== WHAT IS BEING ASKED ==
In this exercise, reproduce all the entries that follow exactly.

(Dataset items)
^^^^^^^^
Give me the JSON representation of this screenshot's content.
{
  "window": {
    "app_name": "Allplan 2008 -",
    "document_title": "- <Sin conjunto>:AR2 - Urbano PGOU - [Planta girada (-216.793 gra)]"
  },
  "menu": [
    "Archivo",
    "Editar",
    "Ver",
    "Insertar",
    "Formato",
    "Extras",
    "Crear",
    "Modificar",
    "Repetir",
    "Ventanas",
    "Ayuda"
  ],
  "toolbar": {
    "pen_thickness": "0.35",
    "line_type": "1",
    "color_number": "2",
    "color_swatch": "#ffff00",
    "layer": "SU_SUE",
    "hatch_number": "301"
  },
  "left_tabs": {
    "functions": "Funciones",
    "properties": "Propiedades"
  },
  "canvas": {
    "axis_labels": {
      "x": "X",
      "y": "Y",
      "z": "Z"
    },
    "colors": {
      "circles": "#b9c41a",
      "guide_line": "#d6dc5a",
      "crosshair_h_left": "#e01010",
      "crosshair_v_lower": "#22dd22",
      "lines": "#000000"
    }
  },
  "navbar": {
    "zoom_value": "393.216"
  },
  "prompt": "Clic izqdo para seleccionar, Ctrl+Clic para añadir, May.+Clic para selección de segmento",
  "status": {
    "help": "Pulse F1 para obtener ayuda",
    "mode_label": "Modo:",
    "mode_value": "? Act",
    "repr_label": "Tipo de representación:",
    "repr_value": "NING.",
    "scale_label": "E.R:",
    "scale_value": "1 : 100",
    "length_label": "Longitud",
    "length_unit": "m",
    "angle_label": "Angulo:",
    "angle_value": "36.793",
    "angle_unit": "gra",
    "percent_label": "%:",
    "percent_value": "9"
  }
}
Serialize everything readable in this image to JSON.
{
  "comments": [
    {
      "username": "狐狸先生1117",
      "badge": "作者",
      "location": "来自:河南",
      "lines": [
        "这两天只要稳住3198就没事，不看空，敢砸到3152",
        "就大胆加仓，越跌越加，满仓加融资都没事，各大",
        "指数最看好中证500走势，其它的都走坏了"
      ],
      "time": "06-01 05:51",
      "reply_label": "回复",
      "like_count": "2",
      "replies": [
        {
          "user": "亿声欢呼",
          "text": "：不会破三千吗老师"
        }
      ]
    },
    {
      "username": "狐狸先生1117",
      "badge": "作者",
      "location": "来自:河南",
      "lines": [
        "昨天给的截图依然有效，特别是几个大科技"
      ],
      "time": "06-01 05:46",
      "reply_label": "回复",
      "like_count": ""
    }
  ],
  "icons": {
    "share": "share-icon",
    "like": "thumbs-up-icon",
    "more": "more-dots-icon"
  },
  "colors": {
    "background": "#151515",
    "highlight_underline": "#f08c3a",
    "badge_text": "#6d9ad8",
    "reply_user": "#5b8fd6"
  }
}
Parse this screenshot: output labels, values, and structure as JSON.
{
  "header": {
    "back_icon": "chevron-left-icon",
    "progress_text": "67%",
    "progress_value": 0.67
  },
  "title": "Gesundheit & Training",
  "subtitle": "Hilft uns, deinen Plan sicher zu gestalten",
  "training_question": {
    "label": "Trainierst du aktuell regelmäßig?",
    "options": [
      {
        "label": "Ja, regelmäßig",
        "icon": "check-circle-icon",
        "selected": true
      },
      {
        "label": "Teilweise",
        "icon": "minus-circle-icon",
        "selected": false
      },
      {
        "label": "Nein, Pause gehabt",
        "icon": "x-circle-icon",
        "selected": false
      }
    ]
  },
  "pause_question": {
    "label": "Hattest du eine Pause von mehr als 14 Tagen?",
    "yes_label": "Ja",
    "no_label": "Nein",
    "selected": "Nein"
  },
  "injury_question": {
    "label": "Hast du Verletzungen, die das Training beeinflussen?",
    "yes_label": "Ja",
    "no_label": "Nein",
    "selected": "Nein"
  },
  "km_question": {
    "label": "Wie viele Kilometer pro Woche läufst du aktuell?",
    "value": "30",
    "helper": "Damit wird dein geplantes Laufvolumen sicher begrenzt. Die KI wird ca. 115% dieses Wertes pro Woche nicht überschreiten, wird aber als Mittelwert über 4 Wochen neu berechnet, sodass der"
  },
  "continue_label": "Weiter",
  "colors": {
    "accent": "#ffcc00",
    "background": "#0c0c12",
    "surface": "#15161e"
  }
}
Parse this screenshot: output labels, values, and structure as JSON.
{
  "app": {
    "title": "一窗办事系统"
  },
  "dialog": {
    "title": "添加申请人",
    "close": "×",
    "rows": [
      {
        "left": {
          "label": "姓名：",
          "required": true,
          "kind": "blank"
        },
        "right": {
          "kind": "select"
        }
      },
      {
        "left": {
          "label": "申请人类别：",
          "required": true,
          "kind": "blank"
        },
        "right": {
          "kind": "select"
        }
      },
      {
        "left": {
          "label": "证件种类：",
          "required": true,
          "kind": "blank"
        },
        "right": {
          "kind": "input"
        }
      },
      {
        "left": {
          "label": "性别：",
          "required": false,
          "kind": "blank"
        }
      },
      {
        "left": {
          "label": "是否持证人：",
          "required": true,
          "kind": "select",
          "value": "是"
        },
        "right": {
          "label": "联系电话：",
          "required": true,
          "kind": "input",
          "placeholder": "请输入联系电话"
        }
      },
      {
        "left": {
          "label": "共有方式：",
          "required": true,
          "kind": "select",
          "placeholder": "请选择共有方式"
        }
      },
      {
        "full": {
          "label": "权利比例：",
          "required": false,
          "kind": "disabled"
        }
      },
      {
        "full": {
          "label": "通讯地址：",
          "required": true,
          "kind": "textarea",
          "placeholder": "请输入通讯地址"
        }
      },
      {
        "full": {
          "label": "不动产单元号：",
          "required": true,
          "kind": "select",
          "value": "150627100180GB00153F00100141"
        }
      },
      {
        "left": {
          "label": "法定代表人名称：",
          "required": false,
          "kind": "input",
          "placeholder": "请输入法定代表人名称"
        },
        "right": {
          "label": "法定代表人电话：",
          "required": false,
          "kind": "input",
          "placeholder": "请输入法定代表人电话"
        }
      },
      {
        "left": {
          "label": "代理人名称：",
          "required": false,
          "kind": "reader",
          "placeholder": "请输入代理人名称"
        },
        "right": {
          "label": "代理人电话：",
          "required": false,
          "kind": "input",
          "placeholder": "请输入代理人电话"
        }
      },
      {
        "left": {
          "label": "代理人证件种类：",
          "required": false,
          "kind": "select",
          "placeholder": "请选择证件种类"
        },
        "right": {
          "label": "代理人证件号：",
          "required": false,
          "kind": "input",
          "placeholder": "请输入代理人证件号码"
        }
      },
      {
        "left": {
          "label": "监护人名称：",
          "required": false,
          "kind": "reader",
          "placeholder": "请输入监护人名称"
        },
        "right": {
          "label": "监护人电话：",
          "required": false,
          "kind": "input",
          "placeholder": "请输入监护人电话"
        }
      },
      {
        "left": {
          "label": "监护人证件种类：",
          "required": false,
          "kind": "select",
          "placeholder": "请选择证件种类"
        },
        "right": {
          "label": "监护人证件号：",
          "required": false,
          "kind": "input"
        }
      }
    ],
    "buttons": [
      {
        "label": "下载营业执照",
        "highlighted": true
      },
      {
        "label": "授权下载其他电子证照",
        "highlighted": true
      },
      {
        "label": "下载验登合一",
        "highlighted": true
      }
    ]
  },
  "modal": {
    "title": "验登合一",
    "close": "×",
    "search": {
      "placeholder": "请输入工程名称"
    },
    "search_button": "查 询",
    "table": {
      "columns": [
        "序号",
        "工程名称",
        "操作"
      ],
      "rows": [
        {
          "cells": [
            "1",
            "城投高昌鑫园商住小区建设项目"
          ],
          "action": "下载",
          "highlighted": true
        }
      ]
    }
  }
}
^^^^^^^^
== THE ANSWER ==
Give me the JSON representation of this screenshot's content.
{
  "window": {
    "app_name": "Allplan 2008 -",
    "document_title": "- <Sin conjunto>:AR2 - Urbano PGOU - [Planta girada (-216.793 gra)]"
  },
  "menu": [
    "Archivo",
    "Editar",
    "Ver",
    "Insertar",
    "Formato",
    "Extras",
    "Crear",
    "Modificar",
    "Repetir",
    "Ventanas",
    "Ayuda"
  ],
  "toolbar": {
    "pen_thickness": "0.35",
    "line_type": "1",
    "color_number": "2",
    "color_swatch": "#ffff00",
    "layer": "SU_SUE",
    "hatch_number": "301"
  },
  "left_tabs": {
    "functions": "Funciones",
    "properties": "Propiedades"
  },
  "canvas": {
    "axis_labels": {
      "x": "X",
      "y": "Y",
      "z": "Z"
    },
    "colors": {
      "circles": "#b9c41a",
      "guide_line": "#d6dc5a",
      "crosshair_h_left": "#e01010",
      "crosshair_v_lower": "#22dd22",
      "lines": "#000000"
    }
  },
  "navbar": {
    "zoom_value": "393.216"
  },
  "prompt": "Clic izqdo para seleccionar, Ctrl+Clic para añadir, May.+Clic para selección de segmento",
  "status": {
    "help": "Pulse F1 para obtener ayuda",
    "mode_label": "Modo:",
    "mode_value": "? Act",
    "repr_label": "Tipo de representación:",
    "repr_value": "NING.",
    "scale_label": "E.R:",
    "scale_value": "1 : 100",
    "length_label": "Longitud",
    "length_unit": "m",
    "angle_label": "Angulo:",
    "angle_value": "36.793",
    "angle_unit": "gra",
    "percent_label": "%:",
    "percent_value": "9"
  }
}
Serialize everything readable in this image to JSON.
{
  "comments": [
    {
      "username": "狐狸先生1117",
      "badge": "作者",
      "location": "来自:河南",
      "lines": [
        "这两天只要稳住3198就没事，不看空，敢砸到3152",
        "就大胆加仓，越跌越加，满仓加融资都没事，各大",
        "指数最看好中证500走势，其它的都走坏了"
      ],
      "time": "06-01 05:51",
      "reply_label": "回复",
      "like_count": "2",
      "replies": [
        {
          "user": "亿声欢呼",
          "text": "：不会破三千吗老师"
        }
      ]
    },
    {
      "username": "狐狸先生1117",
      "badge": "作者",
      "location": "来自:河南",
      "lines": [
        "昨天给的截图依然有效，特别是几个大科技"
      ],
      "time": "06-01 05:46",
      "reply_label": "回复",
      "like_count": ""
    }
  ],
  "icons": {
    "share": "share-icon",
    "like": "thumbs-up-icon",
    "more": "more-dots-icon"
  },
  "colors": {
    "background": "#151515",
    "highlight_underline": "#f08c3a",
    "badge_text": "#6d9ad8",
    "reply_user": "#5b8fd6"
  }
}
Parse this screenshot: output labels, values, and structure as JSON.
{
  "header": {
    "back_icon": "chevron-left-icon",
    "progress_text": "67%",
    "progress_value": 0.67
  },
  "title": "Gesundheit & Training",
  "subtitle": "Hilft uns, deinen Plan sicher zu gestalten",
  "training_question": {
    "label": "Trainierst du aktuell regelmäßig?",
    "options": [
      {
        "label": "Ja, regelmäßig",
        "icon": "check-circle-icon",
        "selected": true
      },
      {
        "label": "Teilweise",
        "icon": "minus-circle-icon",
        "selected": false
      },
      {
        "label": "Nein, Pause gehabt",
        "icon": "x-circle-icon",
        "selected": false
      }
    ]
  },
  "pause_question": {
    "label": "Hattest du eine Pause von mehr als 14 Tagen?",
    "yes_label": "Ja",
    "no_label": "Nein",
    "selected": "Nein"
  },
  "injury_question": {
    "label": "Hast du Verletzungen, die das Training beeinflussen?",
    "yes_label": "Ja",
    "no_label": "Nein",
    "selected": "Nein"
  },
  "km_question": {
    "label": "Wie viele Kilometer pro Woche läufst du aktuell?",
    "value": "30",
    "helper": "Damit wird dein geplantes Laufvolumen sicher begrenzt. Die KI wird ca. 115% dieses Wertes pro Woche nicht überschreiten, wird aber als Mittelwert über 4 Wochen neu berechnet, sodass der"
  },
  "continue_label": "Weiter",
  "colors": {
    "accent": "#ffcc00",
    "background": "#0c0c12",
    "surface": "#15161e"
  }
}
Parse this screenshot: output labels, values, and structure as JSON.
{
  "app": {
    "title": "一窗办事系统"
  },
  "dialog": {
    "title": "添加申请人",
    "close": "×",
    "rows": [
      {
        "left": {
          "label": "姓名：",
          "required": true,
          "kind": "blank"
        },
        "right": {
          "kind": "select"
        }
      },
      {
        "left": {
          "label": "申请人类别：",
          "required": true,
          "kind": "blank"
        },
        "right": {
          "kind": "select"
        }
      },
      {
        "left": {
          "label": "证件种类：",
          "required": true,
          "kind": "blank"
        },
        "right": {
          "kind": "input"
        }
      },
      {
        "left": {
          "label": "性别：",
          "required": false,
          "kind": "blank"
        }
      },
      {
        "left": {
          "label": "是否持证人：",
          "required": true,
          "kind": "select",
          "value": "是"
        },
        "right": {
          "label": "联系电话：",
          "required": true,
          "kind": "input",
          "placeholder": "请输入联系电话"
        }
      },
      {
        "left": {
          "label": "共有方式：",
          "required": true,
          "kind": "select",
          "placeholder": "请选择共有方式"
        }
      },
      {
        "full": {
          "label": "权利比例：",
          "required": false,
          "kind": "disabled"
        }
      },
      {
        "full": {
          "label": "通讯地址：",
          "required": true,
          "kind": "textarea",
          "placeholder": "请输入通讯地址"
        }
      },
      {
        "full": {
          "label": "不动产单元号：",
          "required": true,
          "kind": "select",
          "value": "150627100180GB00153F00100141"
        }
      },
      {
        "left": {
          "label": "法定代表人名称：",
          "required": false,
          "kind": "input",
          "placeholder": "请输入法定代表人名称"
        },
        "right": {
          "label": "法定代表人电话：",
          "required": false,
          "kind": "input",
          "placeholder": "请输入法定代表人电话"
        }
      },
      {
        "left": {
          "label": "代理人名称：",
          "required": false,
          "kind": "reader",
          "placeholder": "请输入代理人名称"
        },
        "right": {
          "label": "代理人电话：",
          "required": false,
          "kind": "input",
          "placeholder": "请输入代理人电话"
        }
      },
      {
        "left": {
          "label": "代理人证件种类：",
          "required": false,
          "kind": "select",
          "placeholder": "请选择证件种类"
        },
        "right": {
          "label": "代理人证件号：",
          "required": false,
          "kind": "input",
          "placeholder": "请输入代理人证件号码"
        }
      },
      {
        "left": {
          "label": "监护人名称：",
          "required": false,
          "kind": "reader",
          "placeholder": "请输入监护人名称"
        },
        "right": {
          "label": "监护人电话：",
          "required": false,
          "kind": "input",
          "placeholder": "请输入监护人电话"
        }
      },
      {
        "left": {
          "label": "监护人证件种类：",
          "required": false,
          "kind": "select",
          "placeholder": "请选择证件种类"
        },
        "right": {
          "label": "监护人证件号：",
          "required": false,
          "kind": "input"
        }
      }
    ],
    "buttons": [
      {
        "label": "下载营业执照",
        "highlighted": true
      },
      {
        "label": "授权下载其他电子证照",
        "highlighted": true
      },
      {
        "label": "下载验登合一",
        "highlighted": true
      }
    ]
  },
  "modal": {
    "title": "验登合一",
    "close": "×",
    "search": {
      "placeholder": "请输入工程名称"
    },
    "search_button": "查 询",
    "table": {
      "columns": [
        "序号",
        "工程名称",
        "操作"
      ],
      "rows": [
        {
          "cells": [
            "1",
            "城投高昌鑫园商住小区建设项目"
          ],
          "action": "下载",
          "highlighted": true
        }
      ]
    }
  }
}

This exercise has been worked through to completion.